Home prices in B.C. have increased by 40 per cent since the beginning of the pandemic, with new rental costs rising by a similar amount, the report said.
To mitigate against this, the BCREA says the AUP strategy can be used to help guide B.C.’s Homes for People plan, introduced by Premier David Eby in April 2023.
The multibillion-dollar plan aims to build more homes as quickly as possible and includes plans to allow three to four homes on a traditional single-family detached lot.
Eby teased the introduction of the legislation for this fall at last week’s Union of B.C. Municipalities convention.
“If we pursue these types of reforms and we can really increase building, especially in the missing middle, it's going to have really positive benefits,” said Ogmundson.
“We could see real beneficial improvements in affordability, but probably not till close to the end of this decade. So it's going to be a wait.”
Vancouver city council voted to approve a “missing middle” housing motion on Sept. 15. The decision will permit up to six homes on lots previously reserved for single-family homes or duplexes. For larger lots, up to eight homes for secured rental housing will be allowed.
The term “missing middle” refers to housing types that could fall between single-family homes and condominium towers.
While Vancouver’s motion allows for more units to be built, it doesn’t expand the usage of the lot in the same way that the AUP did, Ogmundson said.
Studies cited in the report show that rents for three-bedroom units in Auckland were 22 per cent to 35 per cent lower than a control group, which represents what rental prices would have been without the AUP.
For two-bedroom units, there was a 14 per cent to 21 per cent decrease in rents when compared to the control group.
Auckland is not the only place that has seen success from upzoning policies. Minneapolis, Minn., became the first city in the U.S. to eliminate single-family zoning in late 2018.

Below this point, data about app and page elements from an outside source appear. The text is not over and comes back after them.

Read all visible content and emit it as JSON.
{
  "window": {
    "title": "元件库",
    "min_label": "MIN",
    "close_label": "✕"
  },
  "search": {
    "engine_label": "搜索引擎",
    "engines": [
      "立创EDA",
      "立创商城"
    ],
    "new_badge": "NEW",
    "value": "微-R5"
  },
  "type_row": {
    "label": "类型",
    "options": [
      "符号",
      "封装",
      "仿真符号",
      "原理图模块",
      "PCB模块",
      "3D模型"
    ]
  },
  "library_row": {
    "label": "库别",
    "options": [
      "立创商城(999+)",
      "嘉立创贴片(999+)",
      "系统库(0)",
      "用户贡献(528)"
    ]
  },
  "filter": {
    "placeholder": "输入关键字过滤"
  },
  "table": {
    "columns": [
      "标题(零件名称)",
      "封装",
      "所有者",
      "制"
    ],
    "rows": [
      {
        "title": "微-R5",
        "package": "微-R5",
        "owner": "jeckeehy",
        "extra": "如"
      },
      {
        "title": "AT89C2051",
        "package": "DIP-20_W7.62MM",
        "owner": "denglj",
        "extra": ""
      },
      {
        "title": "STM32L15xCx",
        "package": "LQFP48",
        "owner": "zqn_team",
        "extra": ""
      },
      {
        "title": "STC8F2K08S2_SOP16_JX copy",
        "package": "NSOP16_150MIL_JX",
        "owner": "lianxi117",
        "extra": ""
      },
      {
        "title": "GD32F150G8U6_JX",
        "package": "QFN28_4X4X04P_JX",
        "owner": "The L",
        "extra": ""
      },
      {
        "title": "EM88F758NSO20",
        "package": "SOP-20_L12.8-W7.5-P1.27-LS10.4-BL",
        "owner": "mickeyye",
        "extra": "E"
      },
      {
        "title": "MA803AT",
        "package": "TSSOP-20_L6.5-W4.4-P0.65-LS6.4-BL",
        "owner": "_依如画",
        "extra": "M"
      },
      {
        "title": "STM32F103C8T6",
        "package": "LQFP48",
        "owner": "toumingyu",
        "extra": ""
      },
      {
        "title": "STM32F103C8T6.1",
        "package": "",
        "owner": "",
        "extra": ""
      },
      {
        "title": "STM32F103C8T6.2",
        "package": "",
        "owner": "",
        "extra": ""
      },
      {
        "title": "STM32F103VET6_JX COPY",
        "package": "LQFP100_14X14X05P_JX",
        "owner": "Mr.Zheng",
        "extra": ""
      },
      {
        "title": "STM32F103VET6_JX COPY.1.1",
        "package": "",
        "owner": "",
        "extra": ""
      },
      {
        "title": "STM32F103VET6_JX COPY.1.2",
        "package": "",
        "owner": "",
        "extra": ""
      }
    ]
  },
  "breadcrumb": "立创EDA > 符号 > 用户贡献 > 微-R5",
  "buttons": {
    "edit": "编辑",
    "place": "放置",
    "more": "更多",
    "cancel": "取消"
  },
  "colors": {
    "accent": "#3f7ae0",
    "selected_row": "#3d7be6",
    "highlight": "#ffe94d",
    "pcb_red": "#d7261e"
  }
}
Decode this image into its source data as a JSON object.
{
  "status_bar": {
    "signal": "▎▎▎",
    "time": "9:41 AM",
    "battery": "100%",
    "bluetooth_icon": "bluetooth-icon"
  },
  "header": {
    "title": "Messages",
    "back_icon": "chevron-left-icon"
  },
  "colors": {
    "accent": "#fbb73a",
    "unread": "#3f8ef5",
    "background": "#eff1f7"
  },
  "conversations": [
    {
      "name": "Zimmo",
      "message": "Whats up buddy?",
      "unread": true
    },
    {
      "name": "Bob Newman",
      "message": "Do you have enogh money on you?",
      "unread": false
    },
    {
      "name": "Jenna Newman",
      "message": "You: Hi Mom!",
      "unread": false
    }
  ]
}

States such as California, Oregon and Washington have also introduced policies to end single-family zoning.